'These writings of his are strongly alive; in most instances Jung does not present us with final solutions and last words about any of the great East-West problems, but rather with suggestions for a deeper kind of approach, thus opening up new planes of investigation.' - Journal of Analytical Psychology
“My own world of European consciousness had become peculiarly thin… it is quite possible that India is the real world and that the white man lives in a madhouse of abstractions.” C.G. Jung was inspired to write these words after his very first visit to India.
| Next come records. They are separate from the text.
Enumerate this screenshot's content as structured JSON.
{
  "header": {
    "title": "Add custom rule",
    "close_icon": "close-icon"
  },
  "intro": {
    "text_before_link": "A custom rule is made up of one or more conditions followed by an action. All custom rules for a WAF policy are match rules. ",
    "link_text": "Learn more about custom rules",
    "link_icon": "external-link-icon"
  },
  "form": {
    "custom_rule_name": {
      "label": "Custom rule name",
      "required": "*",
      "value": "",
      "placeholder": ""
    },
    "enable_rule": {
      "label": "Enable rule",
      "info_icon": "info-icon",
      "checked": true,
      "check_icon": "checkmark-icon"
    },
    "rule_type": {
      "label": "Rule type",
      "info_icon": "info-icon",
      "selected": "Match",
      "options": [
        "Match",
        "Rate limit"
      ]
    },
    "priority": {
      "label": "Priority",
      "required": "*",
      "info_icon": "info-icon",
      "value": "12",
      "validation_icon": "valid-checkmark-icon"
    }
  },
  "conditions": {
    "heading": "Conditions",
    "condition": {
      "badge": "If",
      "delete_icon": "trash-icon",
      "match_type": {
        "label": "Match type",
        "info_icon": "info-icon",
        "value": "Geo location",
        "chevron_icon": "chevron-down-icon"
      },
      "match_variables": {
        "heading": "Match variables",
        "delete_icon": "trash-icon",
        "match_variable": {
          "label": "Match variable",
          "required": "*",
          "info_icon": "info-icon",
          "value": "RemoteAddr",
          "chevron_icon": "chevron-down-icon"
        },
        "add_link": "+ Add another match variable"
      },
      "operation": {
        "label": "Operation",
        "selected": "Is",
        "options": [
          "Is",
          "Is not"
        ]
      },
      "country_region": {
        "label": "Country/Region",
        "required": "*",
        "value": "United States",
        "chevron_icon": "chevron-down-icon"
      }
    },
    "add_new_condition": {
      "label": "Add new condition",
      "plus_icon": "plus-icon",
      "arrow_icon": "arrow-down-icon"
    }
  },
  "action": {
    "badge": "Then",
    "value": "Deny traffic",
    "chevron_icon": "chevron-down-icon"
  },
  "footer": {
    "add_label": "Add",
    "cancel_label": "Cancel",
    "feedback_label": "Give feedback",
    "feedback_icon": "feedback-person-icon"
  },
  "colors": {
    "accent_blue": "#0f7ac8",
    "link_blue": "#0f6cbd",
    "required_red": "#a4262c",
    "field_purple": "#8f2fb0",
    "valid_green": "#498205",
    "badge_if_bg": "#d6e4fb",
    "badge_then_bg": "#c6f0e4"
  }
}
Long concerned with the hold that myth and archetype had on the human psyche, it was inevitable that the legendary psychoanalyst would turn his attention to Eastern modes of thought. Psychology and the East collects together many of Jung’s most memorable writings on the subject, including his Psychological commentaries on the I Ching and The Tibetan Book of the Dead, his thoughts on Buddhism and Islam and a full travelogue of that fateful first encounter with India in 1936.
Table of Contents
Editorial Note. Commentary on The Secret of the Golden Flower. Psychological Commentary on The Tibetan Book of the Dead. Yoga and the West. The Dreamlike World of India. What India Can Teach Us. Psychological Commentary on The Tibetan Book of the Great Liberation. Foreword to Suzuki's Introduction to Zen Buddhism. The Psychology of Eastern Meditation. The Holy Men of India Foreword to Abegg, Ostasien denkt anders. Foreword to the I Ching. On the Discourses of the Buddha.
Carl Gustav Jung (1875-1961). Founded the analytical school of psychology and developed a radical new theory of the unconscious that has made him one of the most familiar names in 20th Century thought.